● Exercise
Pictures stay out of the copy; output exactly the lines from the one containing "Parse this screenshot: output" through the end of the material.

● Given records

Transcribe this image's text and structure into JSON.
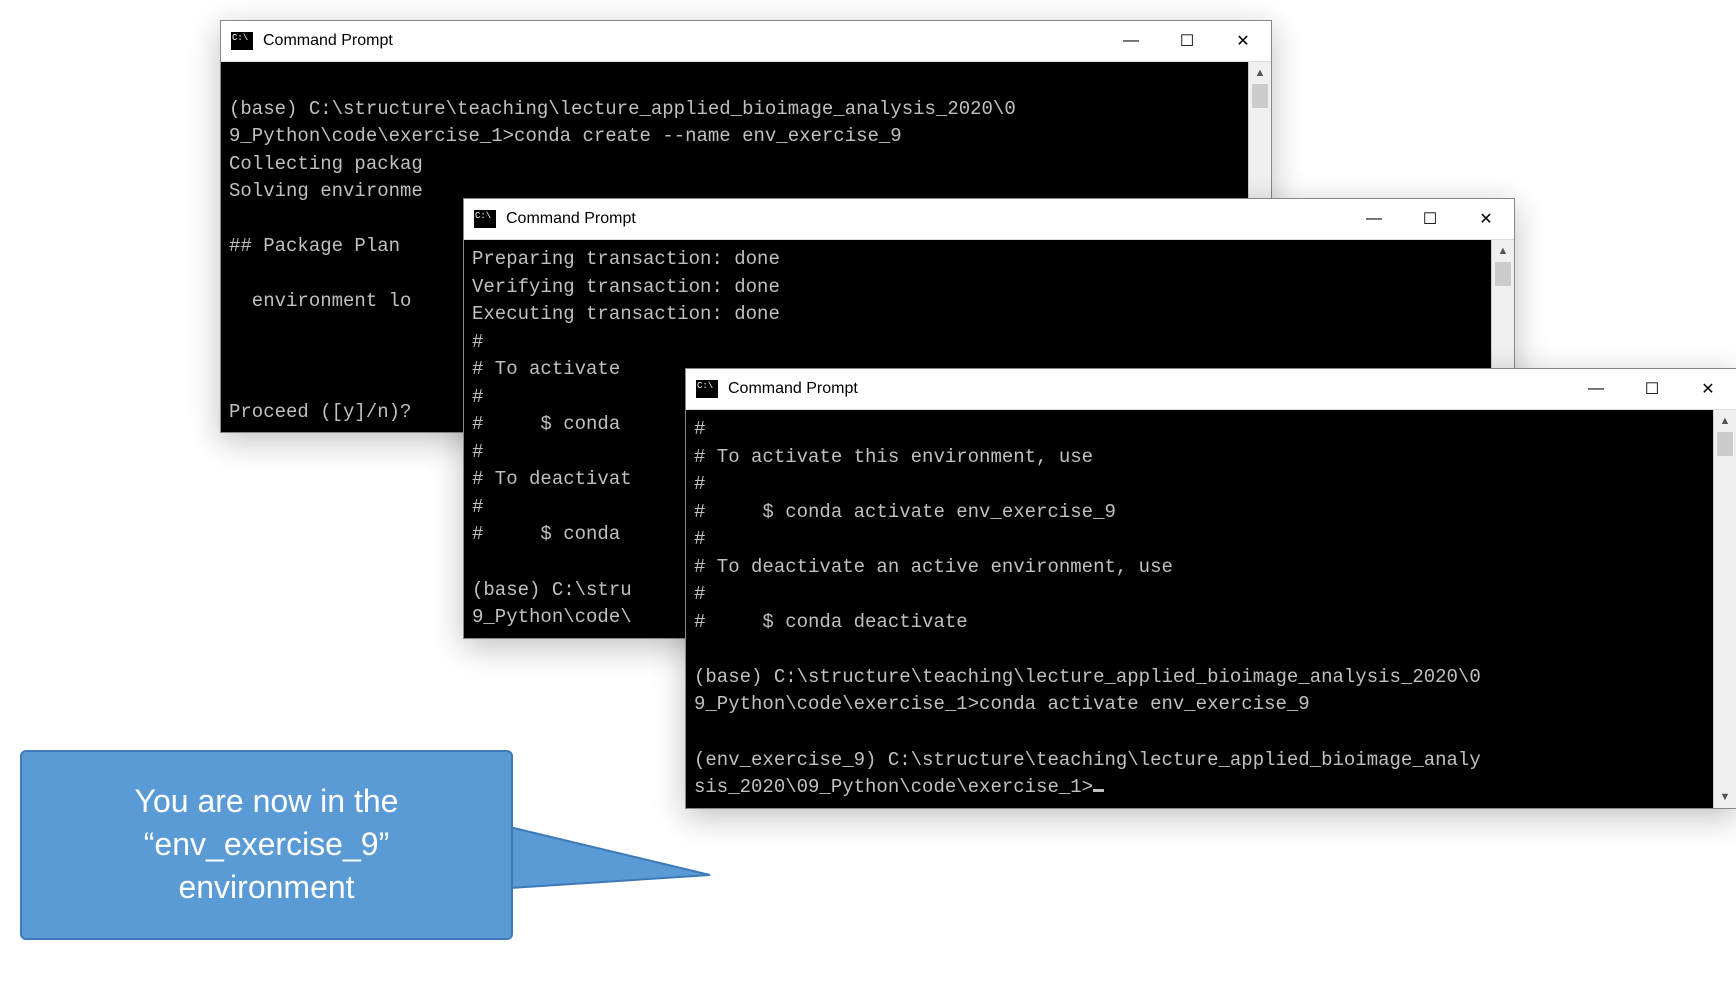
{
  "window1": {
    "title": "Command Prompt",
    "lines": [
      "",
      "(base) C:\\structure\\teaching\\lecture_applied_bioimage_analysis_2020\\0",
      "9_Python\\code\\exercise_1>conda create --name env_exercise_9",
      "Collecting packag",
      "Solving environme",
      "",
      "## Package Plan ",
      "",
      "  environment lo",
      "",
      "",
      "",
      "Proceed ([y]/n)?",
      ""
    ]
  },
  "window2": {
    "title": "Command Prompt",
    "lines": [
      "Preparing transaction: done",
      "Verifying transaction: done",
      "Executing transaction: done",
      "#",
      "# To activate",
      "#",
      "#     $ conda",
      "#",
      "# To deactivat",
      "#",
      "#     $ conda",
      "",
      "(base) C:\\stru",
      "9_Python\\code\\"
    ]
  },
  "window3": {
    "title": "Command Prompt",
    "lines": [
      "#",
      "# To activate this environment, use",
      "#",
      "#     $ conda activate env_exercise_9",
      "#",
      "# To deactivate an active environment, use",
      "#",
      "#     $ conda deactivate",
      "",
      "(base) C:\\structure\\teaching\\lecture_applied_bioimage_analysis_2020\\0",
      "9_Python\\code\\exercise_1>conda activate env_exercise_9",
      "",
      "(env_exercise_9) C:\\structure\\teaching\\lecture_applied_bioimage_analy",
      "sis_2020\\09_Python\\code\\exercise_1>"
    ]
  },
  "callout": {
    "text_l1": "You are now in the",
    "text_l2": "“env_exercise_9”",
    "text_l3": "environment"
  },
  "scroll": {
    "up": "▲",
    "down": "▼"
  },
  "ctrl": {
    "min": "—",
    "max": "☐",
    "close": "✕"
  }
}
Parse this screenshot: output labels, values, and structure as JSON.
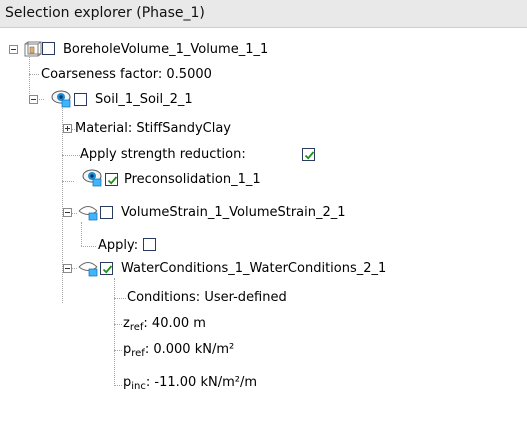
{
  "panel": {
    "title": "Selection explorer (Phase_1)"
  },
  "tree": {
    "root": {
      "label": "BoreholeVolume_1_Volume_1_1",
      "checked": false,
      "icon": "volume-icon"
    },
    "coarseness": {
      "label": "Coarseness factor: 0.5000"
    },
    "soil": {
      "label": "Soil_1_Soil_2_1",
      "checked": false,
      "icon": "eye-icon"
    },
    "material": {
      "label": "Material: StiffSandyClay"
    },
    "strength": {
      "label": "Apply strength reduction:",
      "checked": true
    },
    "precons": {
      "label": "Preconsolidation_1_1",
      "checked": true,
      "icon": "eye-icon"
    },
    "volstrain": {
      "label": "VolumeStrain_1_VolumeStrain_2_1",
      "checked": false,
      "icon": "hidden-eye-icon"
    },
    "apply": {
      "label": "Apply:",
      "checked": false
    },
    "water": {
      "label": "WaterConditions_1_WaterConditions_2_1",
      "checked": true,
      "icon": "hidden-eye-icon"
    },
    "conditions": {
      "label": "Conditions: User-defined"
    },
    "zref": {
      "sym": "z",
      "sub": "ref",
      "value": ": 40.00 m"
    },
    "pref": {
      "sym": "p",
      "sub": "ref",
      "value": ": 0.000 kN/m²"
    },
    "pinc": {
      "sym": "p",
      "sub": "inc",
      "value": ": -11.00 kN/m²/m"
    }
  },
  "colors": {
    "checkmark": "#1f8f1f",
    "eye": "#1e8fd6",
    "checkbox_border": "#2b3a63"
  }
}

● Answer area
Parse this screenshot: output labels, values, and structure as JSON.
{
  "panel": {
    "title": "Selection explorer (Phase_1)"
  },
  "tree": {
    "root": {
      "label": "BoreholeVolume_1_Volume_1_1",
      "checked": false,
      "icon": "volume-icon"
    },
    "coarseness": {
      "label": "Coarseness factor: 0.5000"
    },
    "soil": {
      "label": "Soil_1_Soil_2_1",
      "checked": false,
      "icon": "eye-icon"
    },
    "material": {
      "label": "Material: StiffSandyClay"
    },
    "strength": {
      "label": "Apply strength reduction:",
      "checked": true
    },
    "precons": {
      "label": "Preconsolidation_1_1",
      "checked": true,
      "icon": "eye-icon"
    },
    "volstrain": {
      "label": "VolumeStrain_1_VolumeStrain_2_1",
      "checked": false,
      "icon": "hidden-eye-icon"
    },
    "apply": {
      "label": "Apply:",
      "checked": false
    },
    "water": {
      "label": "WaterConditions_1_WaterConditions_2_1",
      "checked": true,
      "icon": "hidden-eye-icon"
    },
    "conditions": {
      "label": "Conditions: User-defined"
    },
    "zref": {
      "sym": "z",
      "sub": "ref",
      "value": ": 40.00 m"
    },
    "pref": {
      "sym": "p",
      "sub": "ref",
      "value": ": 0.000 kN/m²"
    },
    "pinc": {
      "sym": "p",
      "sub": "inc",
      "value": ": -11.00 kN/m²/m"
    }
  },
  "colors": {
    "checkmark": "#1f8f1f",
    "eye": "#1e8fd6",
    "checkbox_border": "#2b3a63"
  }
}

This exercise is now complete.